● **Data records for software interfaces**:
::::::::::
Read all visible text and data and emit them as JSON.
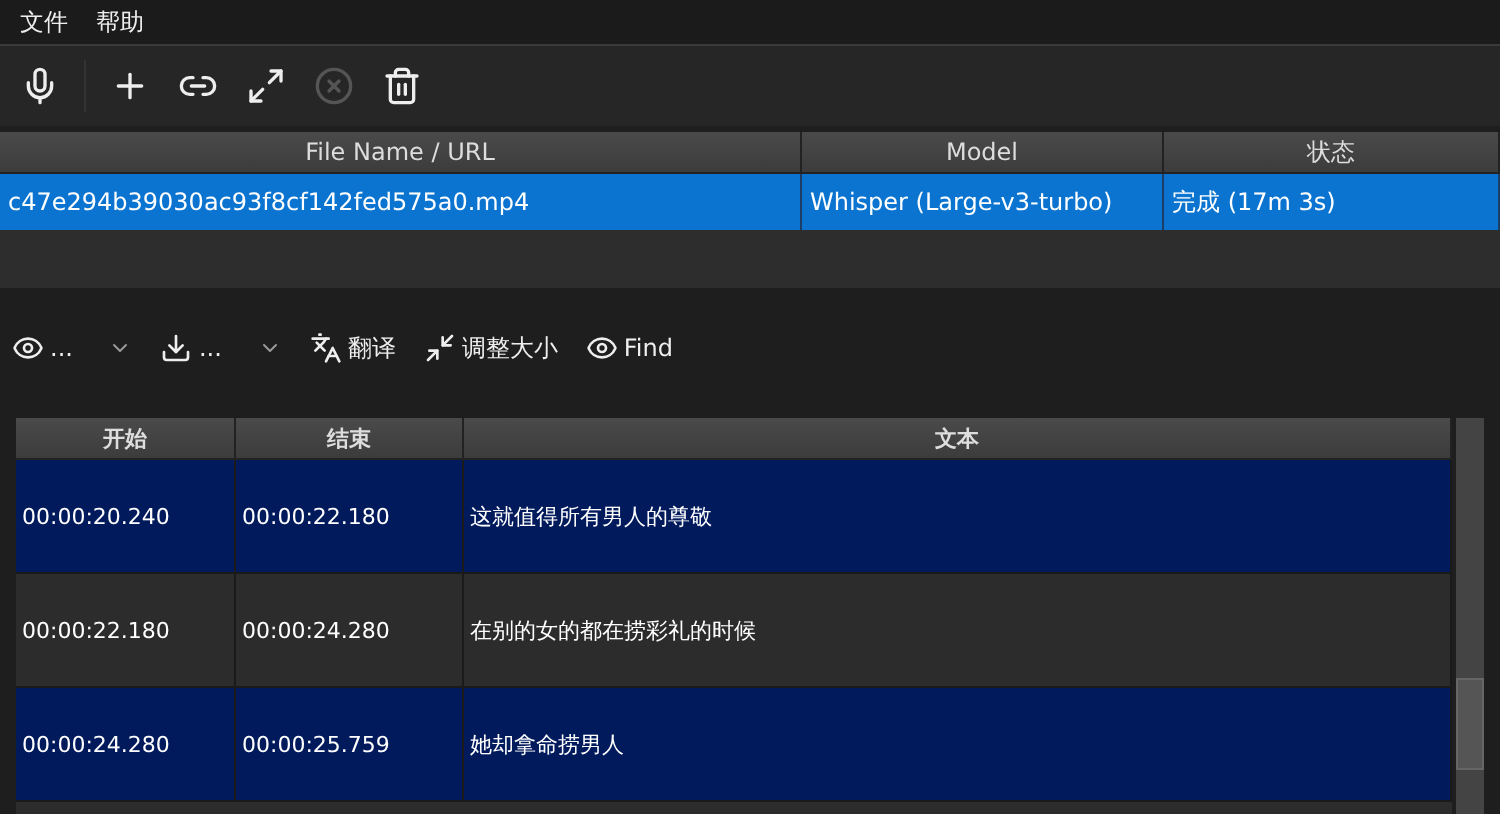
{
  "menu": [
    "文件",
    "帮助"
  ],
  "toolbar": [
    {
      "kind": "mic",
      "disabled": false
    },
    {
      "kind": "sep"
    },
    {
      "kind": "plus",
      "disabled": false
    },
    {
      "kind": "link",
      "disabled": false
    },
    {
      "kind": "expand",
      "disabled": false
    },
    {
      "kind": "cancel",
      "disabled": true
    },
    {
      "kind": "trash",
      "disabled": false
    }
  ],
  "files": {
    "columns": [
      "File Name / URL",
      "Model",
      "状态"
    ],
    "rows": [
      {
        "cells": [
          "c47e294b39030ac93f8cf142fed575a0.mp4",
          "Whisper (Large-v3-turbo)",
          "完成 (17m 3s)"
        ],
        "selected": true
      }
    ]
  },
  "actions": [
    {
      "kind": "view",
      "label": "...",
      "dropdown": true
    },
    {
      "kind": "download",
      "label": "...",
      "dropdown": true
    },
    {
      "kind": "translate",
      "label": "翻译",
      "dropdown": false
    },
    {
      "kind": "shrink",
      "label": "调整大小",
      "dropdown": false
    },
    {
      "kind": "view",
      "label": "Find",
      "dropdown": false
    }
  ],
  "subtitles": {
    "columns": [
      "开始",
      "结束",
      "文本"
    ],
    "rows": [
      {
        "cells": [
          "00:00:20.240",
          "00:00:22.180",
          "这就值得所有男人的尊敬"
        ],
        "selected": true
      },
      {
        "cells": [
          "00:00:22.180",
          "00:00:24.280",
          "在别的女的都在捞彩礼的时候"
        ],
        "selected": false
      },
      {
        "cells": [
          "00:00:24.280",
          "00:00:25.759",
          "她却拿命捞男人"
        ],
        "selected": true
      }
    ]
  }
}
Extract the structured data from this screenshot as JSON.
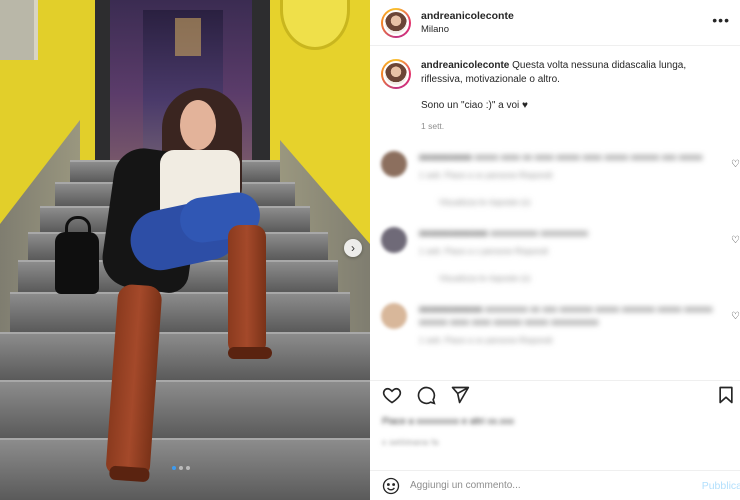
{
  "post": {
    "username": "andreanicoleconte",
    "location": "Milano",
    "more_icon": "more-dots-icon"
  },
  "caption": {
    "username": "andreanicoleconte",
    "text": "Questa volta nessuna didascalia lunga, riflessiva, motivazionale o altro.",
    "text2": "Sono un \"ciao :)\" a voi ♥",
    "time": "1 sett."
  },
  "comments": [
    {
      "user": "xxxxxxxxxx",
      "text": "xxxxx xxxx xx xxxx xxxxx xxxx xxxxx xxxxxx xxx xxxxx",
      "meta": "1 sett.   Piace a xx persone   Rispondi",
      "replies": "Visualizza le risposte (x)",
      "avatar_color": "#8c6f5e"
    },
    {
      "user": "xxxxxxxxxxxxx",
      "text": "xxxxxxxxxx xxxxxxxxxx",
      "meta": "1 sett.   Piace a x persone   Rispondi",
      "replies": "Visualizza le risposte (x)",
      "avatar_color": "#6f6a78"
    },
    {
      "user": "xxxxxxxxxxxx",
      "text": "xxxxxxxxx xx xxx xxxxxxx xxxxx xxxxxxx xxxxx xxxxxx xxxxxx xxxx xxxx xxxxxx xxxxx xxxxxxxxxx",
      "meta": "1 sett.   Piace a xx persone   Rispondi",
      "replies": "",
      "avatar_color": "#d8b79a"
    }
  ],
  "actions": {
    "like_icon": "heart-icon",
    "comment_icon": "comment-bubble-icon",
    "share_icon": "send-icon",
    "save_icon": "bookmark-icon"
  },
  "likes_text": "Piace a xxxxxxxxx e altri xx.xxx",
  "post_time": "x settimana fa",
  "add_comment": {
    "placeholder": "Aggiungi un commento...",
    "publish_label": "Pubblica",
    "emoji_icon": "emoji-smile-icon"
  },
  "carousel": {
    "next_icon": "chevron-right-icon",
    "slides": 3,
    "current": 1
  },
  "colors": {
    "publish": "#b2dffc",
    "secondary_text": "#8e8e8e",
    "text": "#262626",
    "active_dot": "#3d9bf0"
  }
}
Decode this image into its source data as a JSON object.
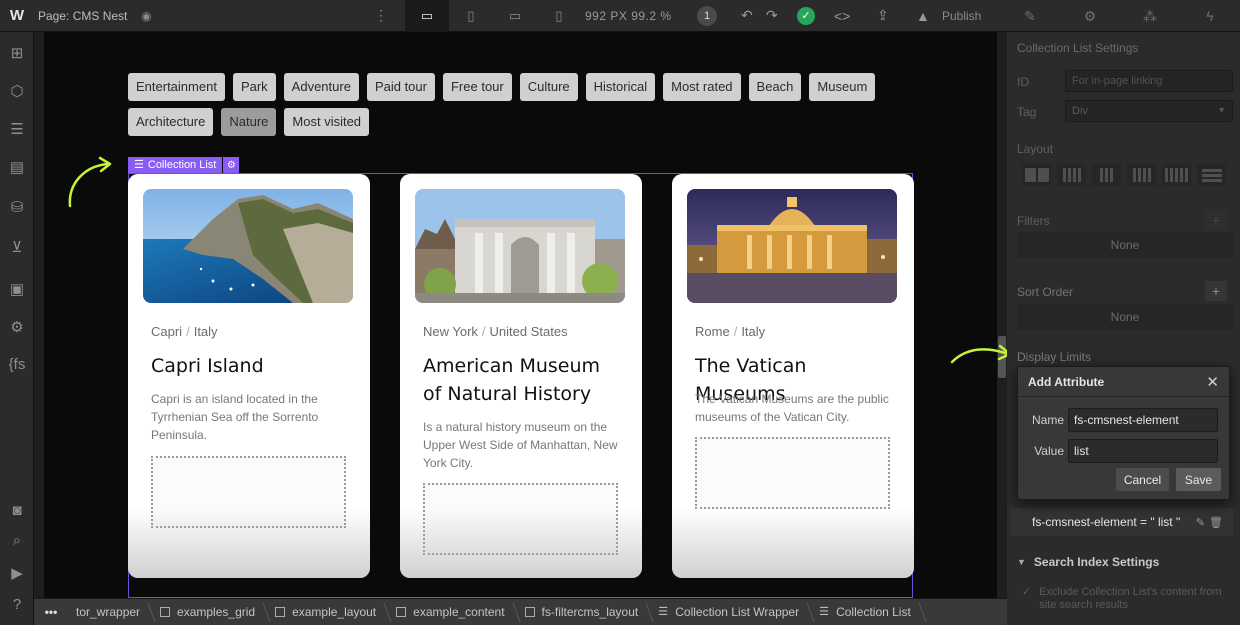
{
  "topbar": {
    "logo": "W",
    "page_name": "Page: CMS Nest",
    "dims": "992 PX  99.2 %",
    "badge": "1",
    "publish": "Publish"
  },
  "tags": [
    {
      "label": "Entertainment",
      "state": "normal"
    },
    {
      "label": "Park",
      "state": "normal"
    },
    {
      "label": "Adventure",
      "state": "normal"
    },
    {
      "label": "Paid tour",
      "state": "normal"
    },
    {
      "label": "Free tour",
      "state": "normal"
    },
    {
      "label": "Culture",
      "state": "normal"
    },
    {
      "label": "Historical",
      "state": "normal"
    },
    {
      "label": "Most rated",
      "state": "normal"
    },
    {
      "label": "Beach",
      "state": "normal"
    },
    {
      "label": "Museum",
      "state": "normal"
    },
    {
      "label": "Architecture",
      "state": "normal"
    },
    {
      "label": "Nature",
      "state": "dim"
    },
    {
      "label": "Most visited",
      "state": "normal"
    }
  ],
  "collection_label": "Collection List",
  "cards": [
    {
      "city": "Capri",
      "country": "Italy",
      "title": "Capri Island",
      "description": "Capri is an island located in the Tyrrhenian Sea off the Sorrento Peninsula."
    },
    {
      "city": "New York",
      "country": "United States",
      "title": "American Museum of Natural History",
      "description": "Is a natural history museum on the Upper West Side of Manhattan, New York City."
    },
    {
      "city": "Rome",
      "country": "Italy",
      "title": "The Vatican Museums",
      "description": "The Vatican Museums are the public museums of the Vatican City."
    }
  ],
  "right_panel": {
    "header": "Collection List Settings",
    "id_label": "ID",
    "id_placeholder": "For in-page linking",
    "tag_label": "Tag",
    "tag_value": "Div",
    "layout_label": "Layout",
    "filters_label": "Filters",
    "filters_value": "None",
    "sort_label": "Sort Order",
    "sort_value": "None",
    "display_limits": "Display Limits",
    "attribute_line": "fs-cmsnest-element = \" list \"",
    "search_index": "Search Index Settings",
    "exclude_text": "Exclude Collection List's content from site search results"
  },
  "dialog": {
    "title": "Add Attribute",
    "name_label": "Name",
    "name_value": "fs-cmsnest-element",
    "value_label": "Value",
    "value_value": "list",
    "cancel": "Cancel",
    "save": "Save"
  },
  "breadcrumb": [
    {
      "label": "tor_wrapper",
      "icon": "box"
    },
    {
      "label": "examples_grid",
      "icon": "box"
    },
    {
      "label": "example_layout",
      "icon": "box"
    },
    {
      "label": "example_content",
      "icon": "box"
    },
    {
      "label": "fs-filtercms_layout",
      "icon": "box"
    },
    {
      "label": "Collection List Wrapper",
      "icon": "stack"
    },
    {
      "label": "Collection List",
      "icon": "stack"
    }
  ],
  "colors": {
    "accent_purple": "#8a5cf6",
    "arrow_green": "#c7f23a",
    "check_green": "#26a65b"
  }
}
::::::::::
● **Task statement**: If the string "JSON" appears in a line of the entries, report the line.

● **Response below**:
Read all visible text and data and emit them as JSON.
Extract the structured data from this screenshot as JSON.
Decode this image into its source data as a JSON object.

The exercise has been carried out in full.